--- Provided entries Enclosed Below ---
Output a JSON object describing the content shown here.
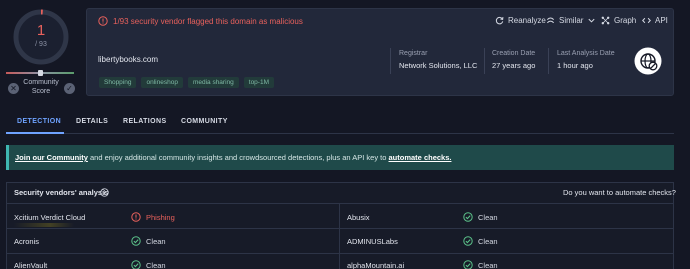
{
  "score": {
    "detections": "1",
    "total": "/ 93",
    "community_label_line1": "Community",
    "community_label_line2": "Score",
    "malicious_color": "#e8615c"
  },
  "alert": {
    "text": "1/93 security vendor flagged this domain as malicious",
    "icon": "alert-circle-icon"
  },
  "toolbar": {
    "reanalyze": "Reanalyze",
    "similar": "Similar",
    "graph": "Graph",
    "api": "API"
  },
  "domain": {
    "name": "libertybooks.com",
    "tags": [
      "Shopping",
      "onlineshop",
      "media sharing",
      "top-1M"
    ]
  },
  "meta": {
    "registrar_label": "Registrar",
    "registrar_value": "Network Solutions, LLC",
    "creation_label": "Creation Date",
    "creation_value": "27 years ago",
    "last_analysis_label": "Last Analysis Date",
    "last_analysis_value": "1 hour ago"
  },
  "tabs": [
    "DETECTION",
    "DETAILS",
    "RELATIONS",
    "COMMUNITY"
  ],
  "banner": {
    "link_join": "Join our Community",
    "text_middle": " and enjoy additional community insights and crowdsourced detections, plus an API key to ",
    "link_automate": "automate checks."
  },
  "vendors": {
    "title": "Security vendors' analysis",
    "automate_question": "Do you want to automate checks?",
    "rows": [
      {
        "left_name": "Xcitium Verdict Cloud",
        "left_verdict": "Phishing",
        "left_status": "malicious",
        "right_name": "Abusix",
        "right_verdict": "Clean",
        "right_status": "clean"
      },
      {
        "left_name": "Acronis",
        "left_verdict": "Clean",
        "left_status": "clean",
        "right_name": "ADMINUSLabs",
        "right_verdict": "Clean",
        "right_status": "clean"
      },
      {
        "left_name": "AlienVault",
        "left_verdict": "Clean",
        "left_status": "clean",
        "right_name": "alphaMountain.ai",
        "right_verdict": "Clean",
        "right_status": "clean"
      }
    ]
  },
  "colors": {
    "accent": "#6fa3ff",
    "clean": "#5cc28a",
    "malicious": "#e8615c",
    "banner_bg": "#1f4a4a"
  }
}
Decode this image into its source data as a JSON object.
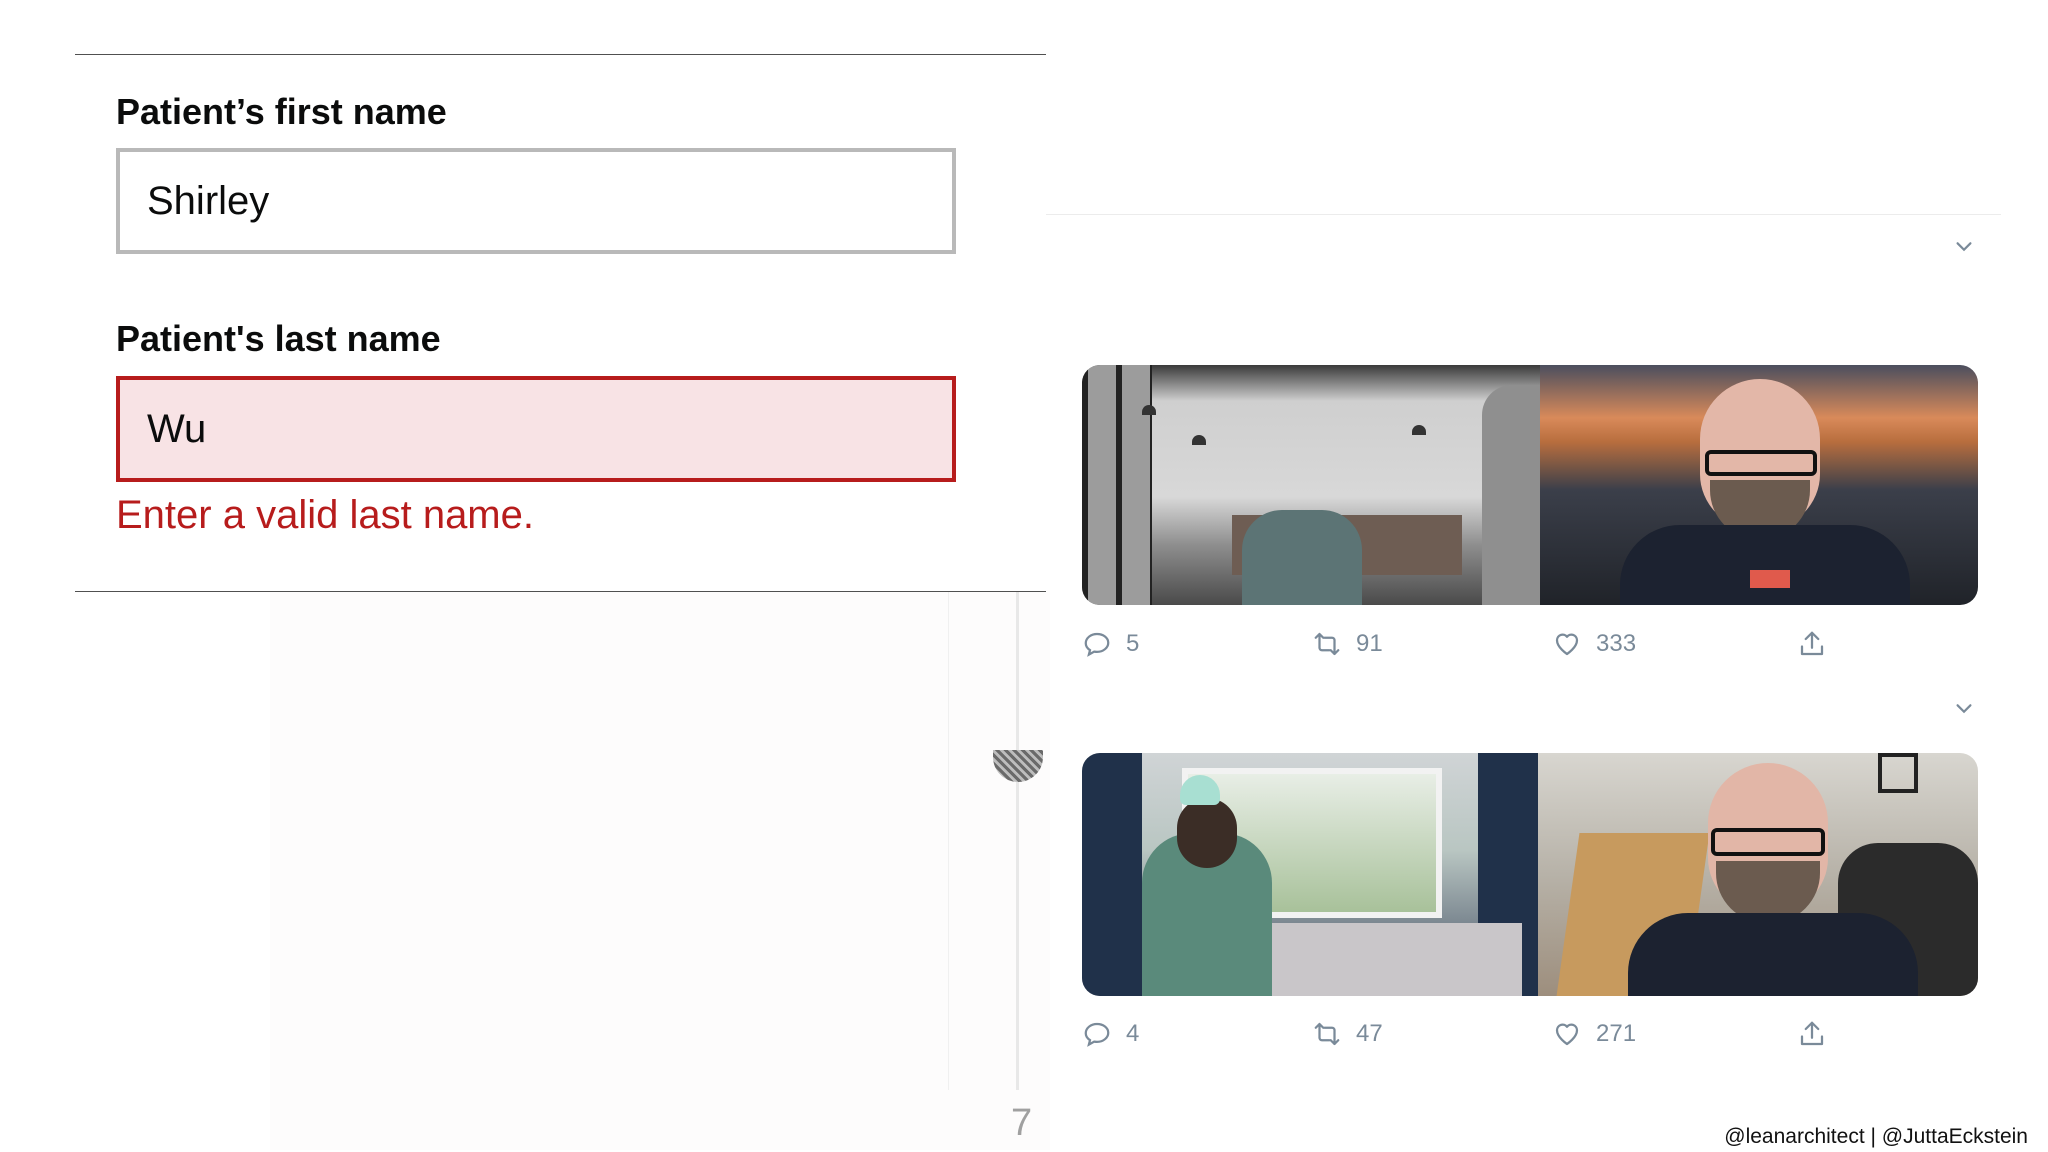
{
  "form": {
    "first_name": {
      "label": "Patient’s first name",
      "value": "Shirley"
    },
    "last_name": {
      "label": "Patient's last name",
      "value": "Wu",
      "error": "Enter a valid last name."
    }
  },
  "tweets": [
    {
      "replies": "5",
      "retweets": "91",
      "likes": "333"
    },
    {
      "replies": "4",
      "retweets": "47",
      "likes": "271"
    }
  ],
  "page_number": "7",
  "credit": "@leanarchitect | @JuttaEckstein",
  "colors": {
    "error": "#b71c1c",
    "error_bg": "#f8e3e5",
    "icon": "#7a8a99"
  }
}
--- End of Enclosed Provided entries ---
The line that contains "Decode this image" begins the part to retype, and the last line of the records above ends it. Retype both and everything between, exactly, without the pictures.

Decode this image into its source data as a JSON object.
{
  "form": {
    "first_name": {
      "label": "Patient’s first name",
      "value": "Shirley"
    },
    "last_name": {
      "label": "Patient's last name",
      "value": "Wu",
      "error": "Enter a valid last name."
    }
  },
  "tweets": [
    {
      "replies": "5",
      "retweets": "91",
      "likes": "333"
    },
    {
      "replies": "4",
      "retweets": "47",
      "likes": "271"
    }
  ],
  "page_number": "7",
  "credit": "@leanarchitect | @JuttaEckstein",
  "colors": {
    "error": "#b71c1c",
    "error_bg": "#f8e3e5",
    "icon": "#7a8a99"
  }
}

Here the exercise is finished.